Taxus canadensis

Taxus canadensis, the Canada yew or Canadian yew, is a conifer native to central and eastern North America, thriving in swampy woods, ravines, riverbanks and on lake shores. Locally called simply "yew", this species is also referred to as American yew or ground-hemlock.

Male and female flowers are cone like structures called strobili, both about 3 mm long, borne singly in the leaf axils usually on different branches of the same plant, occasionally on separate plants. Male strobili are numerous, oval-elliptic, the cone scales yellowish, the pollen sacs initially creamy colored, turning tan.

Female strobili are more bud-like and less numerous than male strobili, with brown to greenish egg-shaped scales.

The cup-shaped, berry-like cone called an aril, up to 9.5 mm long, maturing to bright red, open at the top exposing the single seed. Seeds are 4 to 5 mm long, oval to egg-shaped with a pointed tip, slightly flattened, dark brown with a textured surface.

Leaf attachment: alternate
Leaf type: simple
Leaves are evergreen, needle-like with a minute sharp point at the tip (mucronate), single, flattened, 3/8 to about 1 inch long, dark green on the upper surface, the lower surface paler with a prominent green midvein and appearing striped. Needles are arranged in a spiral around the twig but those on top and underneath the twig twist so that needles appear to be mostly lateral, giving the branch a flattened appearance.

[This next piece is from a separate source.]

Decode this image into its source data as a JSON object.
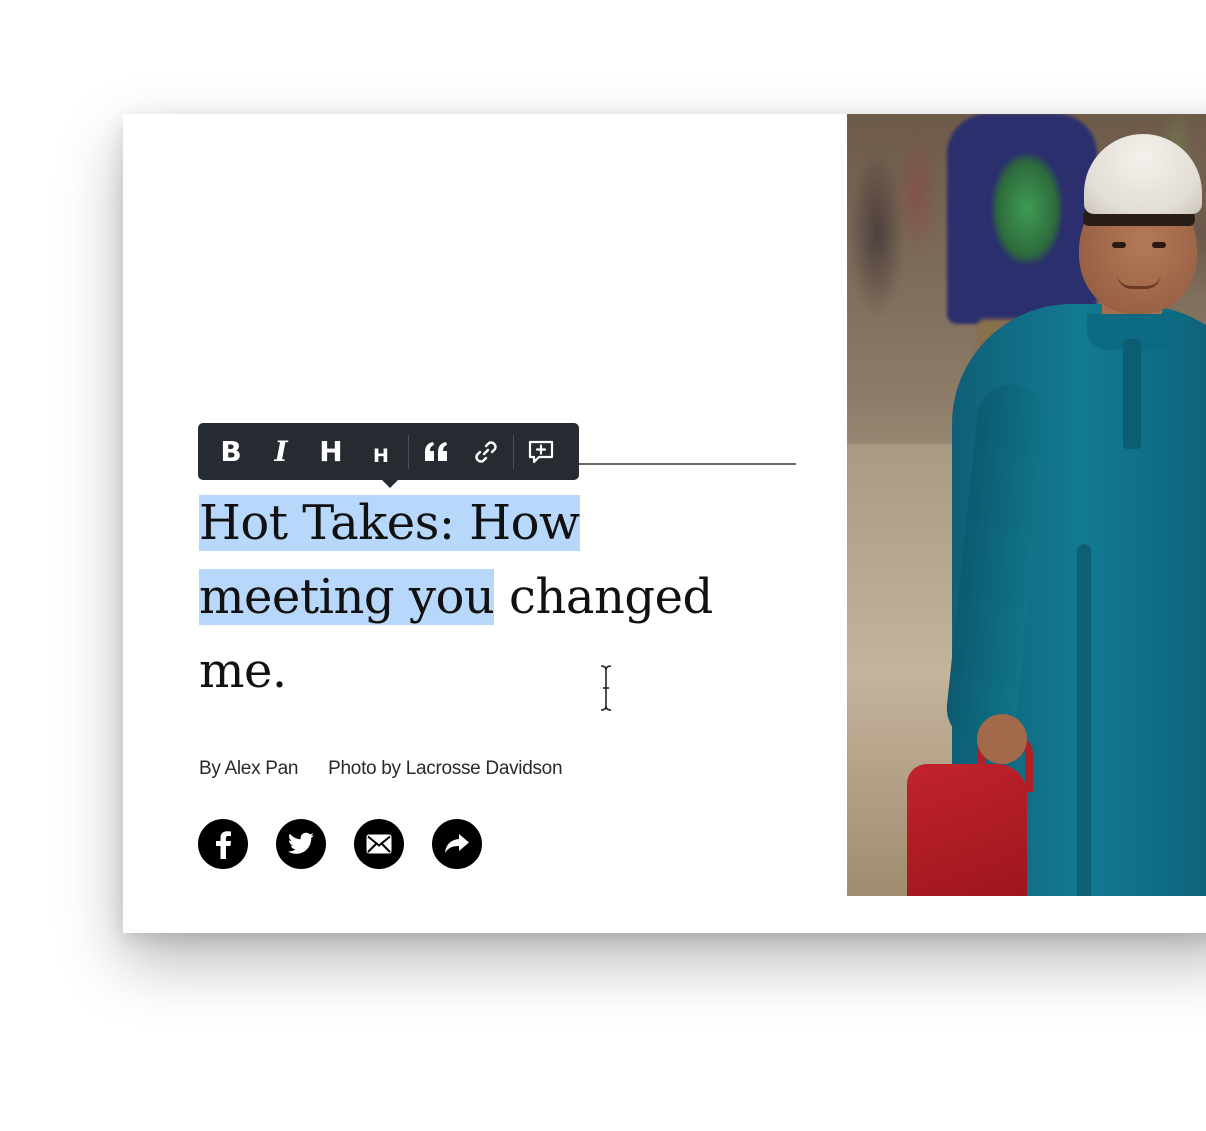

Twigs are mostly alternate, hairless, green to yellowish when young, becoming brown to reddish-brown the second year. Older bark is thin and scaly. Plants lack a central stem, the trunks branched from the base, the branches mostly widely spreading but rising at the tips, sometimes ascending, rarely erect. Branches root where they touch the ground and dense colonies may form.